__REQUIREMENT__. List all the lines in these records that hold "database".

Top of MATERIAL FOR THIS TASK

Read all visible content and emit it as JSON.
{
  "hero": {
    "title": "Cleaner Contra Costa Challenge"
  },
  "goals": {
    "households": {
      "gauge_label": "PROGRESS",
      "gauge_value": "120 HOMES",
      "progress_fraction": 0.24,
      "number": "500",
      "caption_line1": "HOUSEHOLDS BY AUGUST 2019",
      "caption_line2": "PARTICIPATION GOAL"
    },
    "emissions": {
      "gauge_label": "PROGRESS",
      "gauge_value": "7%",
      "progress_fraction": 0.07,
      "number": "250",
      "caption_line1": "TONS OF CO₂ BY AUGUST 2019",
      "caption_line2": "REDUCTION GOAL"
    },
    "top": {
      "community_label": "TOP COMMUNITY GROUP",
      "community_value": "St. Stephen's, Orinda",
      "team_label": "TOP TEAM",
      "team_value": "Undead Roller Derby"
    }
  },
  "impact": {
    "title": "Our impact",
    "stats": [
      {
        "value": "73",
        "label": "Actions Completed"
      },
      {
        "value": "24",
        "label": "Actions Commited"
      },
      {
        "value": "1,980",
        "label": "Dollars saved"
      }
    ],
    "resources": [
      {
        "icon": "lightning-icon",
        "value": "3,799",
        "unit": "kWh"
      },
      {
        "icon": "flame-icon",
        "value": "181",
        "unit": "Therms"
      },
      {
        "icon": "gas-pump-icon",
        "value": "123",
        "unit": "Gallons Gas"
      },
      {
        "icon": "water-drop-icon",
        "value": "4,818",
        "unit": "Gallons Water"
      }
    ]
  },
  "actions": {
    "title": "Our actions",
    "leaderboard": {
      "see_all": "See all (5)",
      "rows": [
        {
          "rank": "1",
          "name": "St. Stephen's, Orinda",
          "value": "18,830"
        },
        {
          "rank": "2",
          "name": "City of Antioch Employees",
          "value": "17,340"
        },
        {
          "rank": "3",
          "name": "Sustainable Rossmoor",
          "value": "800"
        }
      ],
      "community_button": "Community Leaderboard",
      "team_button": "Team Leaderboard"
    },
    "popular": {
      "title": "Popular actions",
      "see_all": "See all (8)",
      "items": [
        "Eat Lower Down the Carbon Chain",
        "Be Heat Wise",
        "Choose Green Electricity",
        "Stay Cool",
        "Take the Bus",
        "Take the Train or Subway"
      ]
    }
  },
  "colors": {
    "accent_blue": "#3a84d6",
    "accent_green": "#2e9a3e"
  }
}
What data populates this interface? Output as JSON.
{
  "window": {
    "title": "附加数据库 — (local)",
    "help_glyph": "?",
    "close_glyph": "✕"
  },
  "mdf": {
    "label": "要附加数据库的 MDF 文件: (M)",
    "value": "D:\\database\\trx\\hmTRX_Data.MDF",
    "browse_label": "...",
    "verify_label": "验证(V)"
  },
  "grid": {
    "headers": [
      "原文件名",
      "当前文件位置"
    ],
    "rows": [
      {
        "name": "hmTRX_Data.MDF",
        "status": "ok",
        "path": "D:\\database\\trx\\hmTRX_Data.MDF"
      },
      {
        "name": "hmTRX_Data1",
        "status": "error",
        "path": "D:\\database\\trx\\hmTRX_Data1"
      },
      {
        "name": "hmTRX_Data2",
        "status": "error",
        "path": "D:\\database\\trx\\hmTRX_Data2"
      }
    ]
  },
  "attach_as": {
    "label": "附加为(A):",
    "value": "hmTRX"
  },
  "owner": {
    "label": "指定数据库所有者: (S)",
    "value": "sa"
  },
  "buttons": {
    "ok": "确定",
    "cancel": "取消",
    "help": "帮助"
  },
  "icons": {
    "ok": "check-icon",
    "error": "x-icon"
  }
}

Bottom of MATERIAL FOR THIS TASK

__RESULT OF THIS TASK__.
    "value": "D:\\database\\trx\\hmTRX_Data.MDF",
        "path": "D:\\database\\trx\\hmTRX_Data.MDF"
        "path": "D:\\database\\trx\\hmTRX_Data1"
        "path": "D:\\database\\trx\\hmTRX_Data2"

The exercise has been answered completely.